This band has not uploaded any videos
This band has not uploaded any videos




The issue here is poetry. Don’t expect Richard Tillinghast’s first solo album, Men and Their Machines, to leap into your hands by virtue of its melodies, innovative musical forms, or arrangements. He is a poet; he has traveled America and abroad, with his senses open and attuned and has distilled many thoughts, impressions and feelings into a beautiful, restless volume of verse in song.
He uses the music as a vehicle for his lyrics. He employs his guitar as a percussive force, to drive the words along. Other musicians featured on the album use their talents to complement the song-poems, but never overshadow them. From a purely musical standpoint, the most powerful instrument on the album is Tillinghast’s voice. It is the perfect medium for the subject matter: the longing, the open spaces, the always moving and leaving of which the songs speak.
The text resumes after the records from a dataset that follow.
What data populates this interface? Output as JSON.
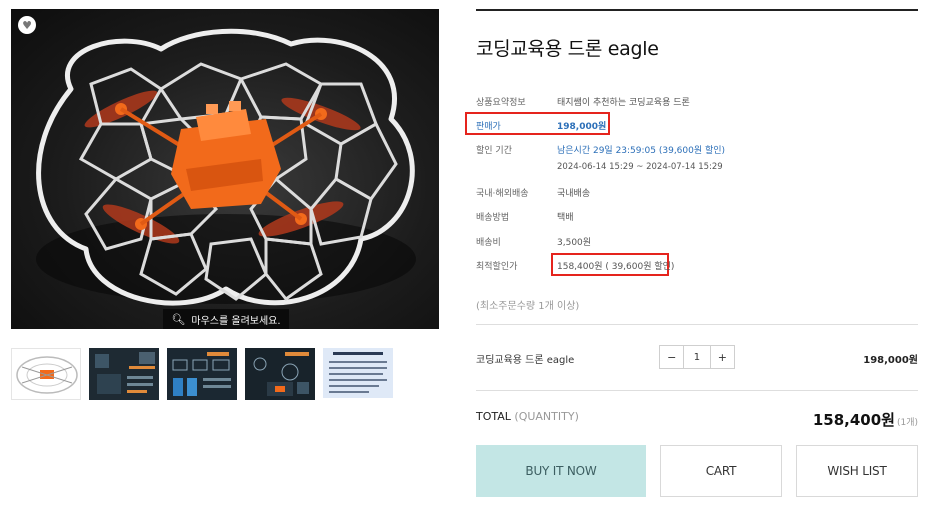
{
  "gallery": {
    "wish_icon": "heart-icon",
    "zoom_hint": "마우스를 올려보세요.",
    "zoom_icon": "magnifier-icon",
    "thumbnail_count": 5
  },
  "product": {
    "title": "코딩교육용 드론 eagle"
  },
  "info": {
    "summary_label": "상품요약정보",
    "summary_value": "태지쌤이 추천하는 코딩교육용 드론",
    "price_label": "판매가",
    "price_value": "198,000원",
    "discount_label": "할인 기간",
    "discount_remaining": "남은시간 29일 23:59:05 (39,600원 할인)",
    "discount_period": "2024-06-14 15:29 ~ 2024-07-14 15:29",
    "domestic_label": "국내·해외배송",
    "domestic_value": "국내배송",
    "method_label": "배송방법",
    "method_value": "택배",
    "fee_label": "배송비",
    "fee_value": "3,500원",
    "best_label": "최적할인가",
    "best_value": "158,400원 ( 39,600원 할인)",
    "min_order": "(최소주문수량 1개 이상)"
  },
  "option": {
    "item_name": "코딩교육용 드론 eagle",
    "minus": "−",
    "quantity": "1",
    "plus": "+",
    "item_price": "198,000원"
  },
  "total": {
    "label": "TOTAL",
    "sub": "(QUANTITY)",
    "price": "158,400원",
    "count": "(1개)"
  },
  "actions": {
    "buy": "BUY IT NOW",
    "cart": "CART",
    "wish": "WISH LIST"
  },
  "colors": {
    "accent_blue": "#2c6fb8",
    "highlight_red": "#e5241d",
    "buy_button": "#c3e6e5",
    "drone_orange": "#f26a1b"
  }
}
Tillinghast’s birth signs must be full of air and water, as his songs teem with images of wind, flight, feathers and birds, and with rivers, floods and water. Of course, these are images of movement, travel, and sometimes escape and oblivion.
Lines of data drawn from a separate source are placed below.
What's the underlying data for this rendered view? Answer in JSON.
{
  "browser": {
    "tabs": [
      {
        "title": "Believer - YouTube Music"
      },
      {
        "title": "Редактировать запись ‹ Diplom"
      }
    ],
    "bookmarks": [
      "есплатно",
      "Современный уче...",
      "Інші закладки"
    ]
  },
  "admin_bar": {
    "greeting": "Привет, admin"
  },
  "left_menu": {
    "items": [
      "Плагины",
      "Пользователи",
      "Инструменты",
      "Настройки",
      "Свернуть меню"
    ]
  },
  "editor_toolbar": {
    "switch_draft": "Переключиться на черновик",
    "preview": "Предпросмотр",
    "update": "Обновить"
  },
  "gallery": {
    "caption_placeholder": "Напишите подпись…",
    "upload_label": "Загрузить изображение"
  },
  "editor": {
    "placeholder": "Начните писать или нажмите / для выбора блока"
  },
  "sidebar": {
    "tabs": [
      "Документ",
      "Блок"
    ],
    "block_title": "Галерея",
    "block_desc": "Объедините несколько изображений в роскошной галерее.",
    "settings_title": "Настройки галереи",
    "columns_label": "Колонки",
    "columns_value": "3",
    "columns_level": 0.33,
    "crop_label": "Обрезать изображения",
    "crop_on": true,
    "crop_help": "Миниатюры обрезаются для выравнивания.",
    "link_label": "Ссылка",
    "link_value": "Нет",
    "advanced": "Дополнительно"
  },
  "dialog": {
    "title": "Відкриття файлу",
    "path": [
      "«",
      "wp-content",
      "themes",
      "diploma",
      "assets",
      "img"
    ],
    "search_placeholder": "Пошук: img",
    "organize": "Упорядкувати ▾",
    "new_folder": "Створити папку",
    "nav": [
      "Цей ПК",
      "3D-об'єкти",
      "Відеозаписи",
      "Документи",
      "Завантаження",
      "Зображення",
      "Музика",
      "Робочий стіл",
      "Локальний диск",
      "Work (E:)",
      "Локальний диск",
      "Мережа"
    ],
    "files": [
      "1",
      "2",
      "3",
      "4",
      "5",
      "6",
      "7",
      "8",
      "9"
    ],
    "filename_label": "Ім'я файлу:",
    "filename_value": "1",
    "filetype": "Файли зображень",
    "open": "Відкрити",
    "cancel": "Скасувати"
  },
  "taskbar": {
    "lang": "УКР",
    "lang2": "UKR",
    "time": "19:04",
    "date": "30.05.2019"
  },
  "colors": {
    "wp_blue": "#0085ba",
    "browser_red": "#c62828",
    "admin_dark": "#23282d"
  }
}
This is not to downgrade the music itself. Tillinghast is a competent folk guitarist and has assembled a solid group of Upstate talents to Psychopossum Studios in Easley. Former Blue Tattoo partner Jennifer Goree adds her lovely harmonies on three songs, and the flute of Julia Sisk (she appears with Tillinghast in performance) does much to enhance the air and flight matter of the songs. And the final cut on the album, the title song, ends with an interesting instrumental overture.
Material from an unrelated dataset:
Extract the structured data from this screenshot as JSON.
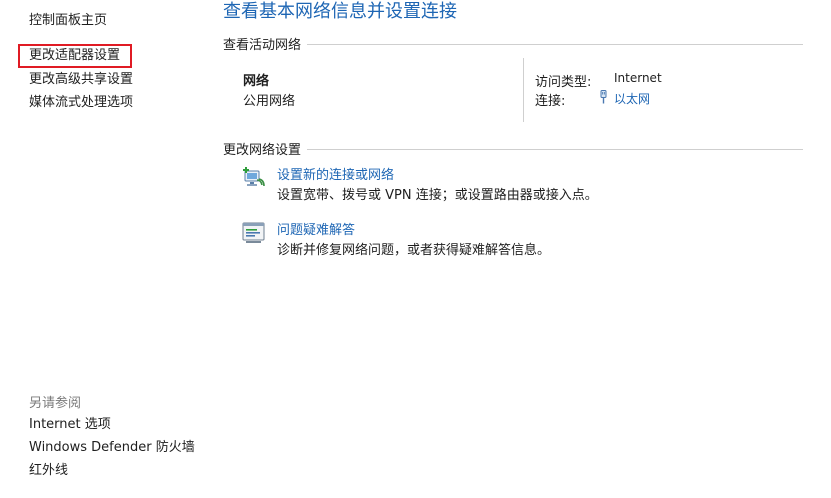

Still, don’t take this album to your next disco party. If you’re in a dancing mood and want to get funky, try something else. Tillinghast’s stated influences are singer-poets. Buy this album when you are ready to truly listen, and think, and feel. Listen to the wind and rain in the voice. Poetry is what you will hear.
Dave Horner - Creative Loafing Magazine SC
- Creative Loafing


In the music world today it is hard to find artists whose lyrics and music actually mean something. Richard Tillinghast is one of those musicians. His songs come from experience. They contain lots of acoustic guitar and compliment his lyrics wonderfully. The listener can tell he is not simply putting down words on paper; he is speaking from the heart.
Elliot Southard - Time Out Magazine SC
- Time Out


"Men and Their Machines"-1997
"Onehum"- 2004 with Jason Russ



Richard's music reflects his Appalachian roots together with the experiences of seven years of traveling around the globe. While the music has a sound of old-time music of the Carolinas, Richard is a modern storyteller addressing the pressing issues of our times. He sings from the soul with a warm voice and interchanges instruments from his unique 1924 Gibson tenor banjo to slide on his 1969 Silvertine to twelve string guitar and finger picking on his beautiful Taylor 510.